Work through the data line by line, gathering every line that has the word "bill".

────────────────────

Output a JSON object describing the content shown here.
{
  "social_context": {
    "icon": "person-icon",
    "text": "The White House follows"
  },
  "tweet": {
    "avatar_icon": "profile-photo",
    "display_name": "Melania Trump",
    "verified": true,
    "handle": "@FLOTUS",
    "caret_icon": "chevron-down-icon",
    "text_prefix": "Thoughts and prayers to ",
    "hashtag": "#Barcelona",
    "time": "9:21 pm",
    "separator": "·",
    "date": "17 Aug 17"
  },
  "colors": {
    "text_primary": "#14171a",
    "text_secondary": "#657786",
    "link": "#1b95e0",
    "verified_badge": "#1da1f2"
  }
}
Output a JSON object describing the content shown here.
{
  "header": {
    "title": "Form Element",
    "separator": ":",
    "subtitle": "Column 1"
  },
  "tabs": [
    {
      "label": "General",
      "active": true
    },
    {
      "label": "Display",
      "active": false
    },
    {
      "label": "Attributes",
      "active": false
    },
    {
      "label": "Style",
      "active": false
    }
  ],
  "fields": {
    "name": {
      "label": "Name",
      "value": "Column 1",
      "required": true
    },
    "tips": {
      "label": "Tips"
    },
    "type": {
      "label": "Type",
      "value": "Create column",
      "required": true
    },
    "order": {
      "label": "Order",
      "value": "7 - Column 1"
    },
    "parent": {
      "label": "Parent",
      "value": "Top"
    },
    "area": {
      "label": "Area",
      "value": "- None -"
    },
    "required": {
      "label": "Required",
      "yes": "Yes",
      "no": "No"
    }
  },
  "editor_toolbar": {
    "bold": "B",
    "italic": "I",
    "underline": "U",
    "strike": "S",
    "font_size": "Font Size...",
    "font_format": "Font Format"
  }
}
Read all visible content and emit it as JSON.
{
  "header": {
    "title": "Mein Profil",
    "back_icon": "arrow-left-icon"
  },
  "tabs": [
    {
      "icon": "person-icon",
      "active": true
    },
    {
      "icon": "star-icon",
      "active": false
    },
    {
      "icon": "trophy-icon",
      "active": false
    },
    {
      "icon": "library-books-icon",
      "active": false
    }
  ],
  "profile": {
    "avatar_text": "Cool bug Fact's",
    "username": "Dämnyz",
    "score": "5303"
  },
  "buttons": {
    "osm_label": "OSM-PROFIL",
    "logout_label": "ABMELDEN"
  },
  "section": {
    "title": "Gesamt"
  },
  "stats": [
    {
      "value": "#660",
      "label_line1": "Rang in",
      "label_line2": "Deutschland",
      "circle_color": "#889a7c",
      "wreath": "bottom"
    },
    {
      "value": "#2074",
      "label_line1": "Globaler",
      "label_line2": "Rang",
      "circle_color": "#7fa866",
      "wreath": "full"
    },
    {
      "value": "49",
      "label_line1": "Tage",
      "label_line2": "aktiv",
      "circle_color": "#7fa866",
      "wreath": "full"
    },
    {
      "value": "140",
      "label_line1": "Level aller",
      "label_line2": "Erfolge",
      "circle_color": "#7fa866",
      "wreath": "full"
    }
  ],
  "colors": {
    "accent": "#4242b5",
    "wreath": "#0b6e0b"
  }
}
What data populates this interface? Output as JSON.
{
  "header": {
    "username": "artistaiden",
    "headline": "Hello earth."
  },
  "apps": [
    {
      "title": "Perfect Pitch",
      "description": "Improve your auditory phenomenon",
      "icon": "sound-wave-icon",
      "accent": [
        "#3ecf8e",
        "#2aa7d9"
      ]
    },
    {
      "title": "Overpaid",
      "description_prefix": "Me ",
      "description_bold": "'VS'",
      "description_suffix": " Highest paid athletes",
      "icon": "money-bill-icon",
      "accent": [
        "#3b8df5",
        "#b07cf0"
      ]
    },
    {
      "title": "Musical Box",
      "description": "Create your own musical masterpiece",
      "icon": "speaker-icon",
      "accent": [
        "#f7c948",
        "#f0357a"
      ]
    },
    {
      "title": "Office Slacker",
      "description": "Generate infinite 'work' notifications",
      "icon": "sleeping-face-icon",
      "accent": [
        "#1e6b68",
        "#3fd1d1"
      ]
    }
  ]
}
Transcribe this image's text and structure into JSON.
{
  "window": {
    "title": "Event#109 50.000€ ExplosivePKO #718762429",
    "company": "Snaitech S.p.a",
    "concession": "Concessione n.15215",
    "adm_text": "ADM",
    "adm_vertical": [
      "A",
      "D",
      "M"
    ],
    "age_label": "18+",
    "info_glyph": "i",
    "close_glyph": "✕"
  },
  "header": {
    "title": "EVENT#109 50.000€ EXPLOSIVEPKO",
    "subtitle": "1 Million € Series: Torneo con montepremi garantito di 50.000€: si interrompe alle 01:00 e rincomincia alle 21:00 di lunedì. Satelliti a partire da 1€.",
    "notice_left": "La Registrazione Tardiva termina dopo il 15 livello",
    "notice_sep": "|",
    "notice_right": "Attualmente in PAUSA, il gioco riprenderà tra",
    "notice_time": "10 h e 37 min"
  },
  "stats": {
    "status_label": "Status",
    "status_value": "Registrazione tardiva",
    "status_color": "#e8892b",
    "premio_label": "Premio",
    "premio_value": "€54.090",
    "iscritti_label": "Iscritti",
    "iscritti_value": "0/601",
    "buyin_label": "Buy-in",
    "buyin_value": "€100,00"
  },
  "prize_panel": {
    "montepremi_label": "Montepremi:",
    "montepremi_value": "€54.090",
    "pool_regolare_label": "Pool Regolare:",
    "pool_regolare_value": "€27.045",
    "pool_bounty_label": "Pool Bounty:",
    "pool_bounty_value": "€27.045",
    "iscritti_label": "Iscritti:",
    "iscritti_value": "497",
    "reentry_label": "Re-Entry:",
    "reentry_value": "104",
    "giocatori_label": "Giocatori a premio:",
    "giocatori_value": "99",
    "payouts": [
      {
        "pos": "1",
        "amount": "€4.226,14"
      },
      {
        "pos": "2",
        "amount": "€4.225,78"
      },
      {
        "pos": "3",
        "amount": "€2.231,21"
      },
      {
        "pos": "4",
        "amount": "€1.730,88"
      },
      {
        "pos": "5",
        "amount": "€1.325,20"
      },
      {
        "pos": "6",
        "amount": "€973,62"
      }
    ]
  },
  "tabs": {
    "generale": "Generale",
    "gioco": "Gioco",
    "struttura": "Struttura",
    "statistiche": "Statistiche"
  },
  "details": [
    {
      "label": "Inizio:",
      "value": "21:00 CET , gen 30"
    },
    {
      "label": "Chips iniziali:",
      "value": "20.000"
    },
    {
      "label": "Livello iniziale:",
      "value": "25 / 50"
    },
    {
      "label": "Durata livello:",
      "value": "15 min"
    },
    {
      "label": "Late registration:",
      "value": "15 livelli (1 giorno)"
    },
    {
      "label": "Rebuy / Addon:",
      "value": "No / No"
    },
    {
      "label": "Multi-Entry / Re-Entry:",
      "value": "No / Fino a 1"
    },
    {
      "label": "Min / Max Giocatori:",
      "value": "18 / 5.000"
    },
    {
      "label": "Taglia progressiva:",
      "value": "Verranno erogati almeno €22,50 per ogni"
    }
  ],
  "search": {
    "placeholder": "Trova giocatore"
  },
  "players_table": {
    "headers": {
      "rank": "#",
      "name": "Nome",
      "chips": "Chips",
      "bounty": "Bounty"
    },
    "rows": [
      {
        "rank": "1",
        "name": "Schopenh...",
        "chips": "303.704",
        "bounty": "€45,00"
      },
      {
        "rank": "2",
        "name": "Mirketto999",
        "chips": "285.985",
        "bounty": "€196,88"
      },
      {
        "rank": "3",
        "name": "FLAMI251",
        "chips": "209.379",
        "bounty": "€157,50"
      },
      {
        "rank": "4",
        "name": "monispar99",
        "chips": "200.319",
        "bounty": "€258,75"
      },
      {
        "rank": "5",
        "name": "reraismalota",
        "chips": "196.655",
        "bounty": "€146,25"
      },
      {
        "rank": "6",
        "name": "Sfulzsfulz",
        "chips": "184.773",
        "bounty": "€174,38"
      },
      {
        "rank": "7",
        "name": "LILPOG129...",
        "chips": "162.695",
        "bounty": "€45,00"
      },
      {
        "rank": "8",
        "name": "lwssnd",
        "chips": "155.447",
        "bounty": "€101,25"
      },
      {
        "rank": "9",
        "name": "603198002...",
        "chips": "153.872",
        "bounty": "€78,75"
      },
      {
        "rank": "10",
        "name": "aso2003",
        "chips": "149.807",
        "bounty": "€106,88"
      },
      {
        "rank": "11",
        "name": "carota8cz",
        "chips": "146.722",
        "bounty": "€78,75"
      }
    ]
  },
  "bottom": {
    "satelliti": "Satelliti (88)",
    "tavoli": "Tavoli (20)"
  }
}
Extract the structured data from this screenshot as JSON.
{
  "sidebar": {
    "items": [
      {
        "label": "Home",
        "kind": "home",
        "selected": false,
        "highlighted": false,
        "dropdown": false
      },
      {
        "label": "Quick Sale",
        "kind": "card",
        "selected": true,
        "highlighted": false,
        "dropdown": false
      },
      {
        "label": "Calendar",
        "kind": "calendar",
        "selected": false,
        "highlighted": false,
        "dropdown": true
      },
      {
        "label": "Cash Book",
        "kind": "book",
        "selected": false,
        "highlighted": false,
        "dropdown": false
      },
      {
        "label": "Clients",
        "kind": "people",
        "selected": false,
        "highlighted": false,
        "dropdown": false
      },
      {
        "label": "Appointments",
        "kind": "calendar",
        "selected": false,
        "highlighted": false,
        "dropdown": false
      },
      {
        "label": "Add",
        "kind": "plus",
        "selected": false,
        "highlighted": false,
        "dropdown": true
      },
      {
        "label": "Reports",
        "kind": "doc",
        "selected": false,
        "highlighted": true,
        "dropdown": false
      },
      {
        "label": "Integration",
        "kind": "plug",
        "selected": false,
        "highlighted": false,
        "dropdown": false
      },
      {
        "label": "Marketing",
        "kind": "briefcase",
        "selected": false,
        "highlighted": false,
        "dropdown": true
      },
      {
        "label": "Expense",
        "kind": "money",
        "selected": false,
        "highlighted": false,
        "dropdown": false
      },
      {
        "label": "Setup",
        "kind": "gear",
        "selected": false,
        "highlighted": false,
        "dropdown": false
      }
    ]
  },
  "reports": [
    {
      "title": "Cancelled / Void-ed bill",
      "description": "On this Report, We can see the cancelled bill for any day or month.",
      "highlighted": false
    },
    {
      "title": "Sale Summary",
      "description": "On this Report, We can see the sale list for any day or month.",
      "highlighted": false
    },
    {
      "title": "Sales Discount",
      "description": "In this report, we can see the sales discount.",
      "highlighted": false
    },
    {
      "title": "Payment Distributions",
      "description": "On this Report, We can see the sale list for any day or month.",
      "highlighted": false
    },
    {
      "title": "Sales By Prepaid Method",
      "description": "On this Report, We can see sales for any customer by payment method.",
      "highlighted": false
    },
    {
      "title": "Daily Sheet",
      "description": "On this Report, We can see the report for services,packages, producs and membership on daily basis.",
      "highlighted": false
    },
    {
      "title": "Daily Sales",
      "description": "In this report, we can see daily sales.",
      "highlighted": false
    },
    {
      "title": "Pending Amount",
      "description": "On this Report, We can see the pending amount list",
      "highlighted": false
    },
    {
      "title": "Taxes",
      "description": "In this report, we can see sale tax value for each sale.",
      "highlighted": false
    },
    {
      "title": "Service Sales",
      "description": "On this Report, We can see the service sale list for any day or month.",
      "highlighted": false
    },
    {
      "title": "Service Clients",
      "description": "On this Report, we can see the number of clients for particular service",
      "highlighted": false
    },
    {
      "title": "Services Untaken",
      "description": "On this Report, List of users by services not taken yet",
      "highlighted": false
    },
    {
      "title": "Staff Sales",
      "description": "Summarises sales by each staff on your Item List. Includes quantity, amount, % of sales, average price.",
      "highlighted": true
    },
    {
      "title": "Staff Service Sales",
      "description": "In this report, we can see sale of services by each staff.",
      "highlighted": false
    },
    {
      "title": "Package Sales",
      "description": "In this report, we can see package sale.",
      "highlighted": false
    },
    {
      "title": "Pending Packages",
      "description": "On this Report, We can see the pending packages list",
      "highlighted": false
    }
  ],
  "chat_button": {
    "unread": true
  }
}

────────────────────

◆ Exercise solution
      "icon": "money-bill-icon",
      "title": "Cancelled / Void-ed bill",
      "description": "On this Report, We can see the cancelled bill for any day or month.",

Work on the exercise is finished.